Flacco is likely to be a cheap fantasy option given his 2015 injury issues and his lack of elite receiving help. Yet the early schedule is favorable. He didn’t see the Bills in 2015, but had 210 yards and a TD and 316 yards and 3 TDs against the Browns and Jaguars, respectively in 2015. Those will be his week two and three opponents, followed in week four by an Oakland team Flacco lit up for 384 yard and 2 TDs a season ago. The combined 910 yards and 6 TDs against three of his first four 2015 opponents accounted for 33% of his total yards and 43% of his total TDs in 10 starts last season.
Carolina Panthers – DEF
The Panthers get a Super Bowl rematch in the first week. Heading into the Super Bowl this past season, the Broncos’ defense was singled out in predictions and previews as a unit that would define the game.

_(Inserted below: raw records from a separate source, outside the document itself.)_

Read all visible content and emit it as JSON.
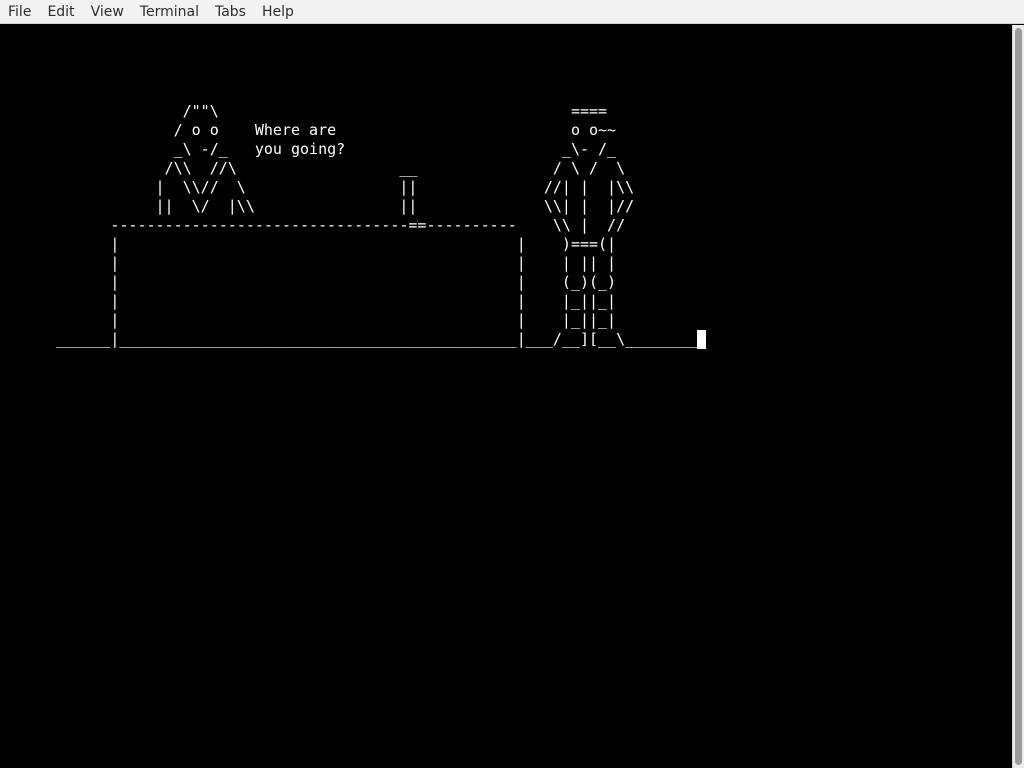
{
  "menubar": {
    "items": [
      "File",
      "Edit",
      "View",
      "Terminal",
      "Tabs",
      "Help"
    ]
  },
  "terminal": {
    "lines": [
      "",
      "",
      "",
      "",
      "                    /\"\"\\                                       ====",
      "                   / o o    Where are                          o o~~",
      "                   _\\ -/_   you going?                        _\\- /_",
      "                  /\\\\  //\\                  __               / \\ /  \\",
      "                 |  \\\\//  \\                 ||              //| |  |\\\\",
      "                 ||  \\/  |\\\\                ||              \\\\| |  |//",
      "            ---------------------------------==----------    \\\\ |  //",
      "            |                                            |    )===(|",
      "            |                                            |    | || |",
      "            |                                            |    (_)(_)",
      "            |                                            |    |_||_|",
      "            |                                            |    |_||_|",
      "      ______|____________________________________________|___/__][__\\________"
    ],
    "cursor_line": 16
  },
  "colors": {
    "terminal_background": "#000000",
    "terminal_foreground": "#ffffff",
    "menubar_background": "#f2f2f2",
    "scrollbar_thumb": "#9b9b9b"
  }
}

But this time around the Panthers get the benefit of facing a team with an uncertain QB situation (see the Mark Sanchez statistics noted previously). In fact they get the same benefit in week two against the 49ers, and if Colin Kaepernick starts it’s worth noting that in 2013 the Panthers held him to the fourth lowest QBR (42) of his career. Finally, the Panthers will counter the Vikings and Adrian Peterson with the league’s fourth best rush defense in week three.
Josh Brown – K, Giants
Here’s something a lot of people missed: Josh Brown actually finished as the 4th-highest scoring kicker in the league last season. He also had three double-digit scoring efforts against his first three opponents in 2016 (17 against Dallas, 13 against Washington, and 10 against Dallas again). Brown didn’t perform as well against the Saints, his week two opponent, but the Saints are also coming off a season in which they had the second worst total defense in the league. It should be a big first few weeks for the Giants kicker.
The beauty of daily fantasy, of course, is that you don’t need to lock into players for weeks at a time. But if you’re looking to project some of the top performers for the beginning of the 2016 season, aside from the obvious elite candidates, recent numbers indicate these as eight players to watch. You can find projections for these and all players using the Fantasy Football Analytics Projections Tool.
(Stats courtesy of ESPN, NumberFire, Rotoworld, Rotowire, and NFL.com)
This article was written by guest contributor, Dan Harper. Dan is a freelance writer and sports enthusiast. Until he can support himself solely through fantasy football, he pays the bills by contributing to a range of sports and entertainment sites.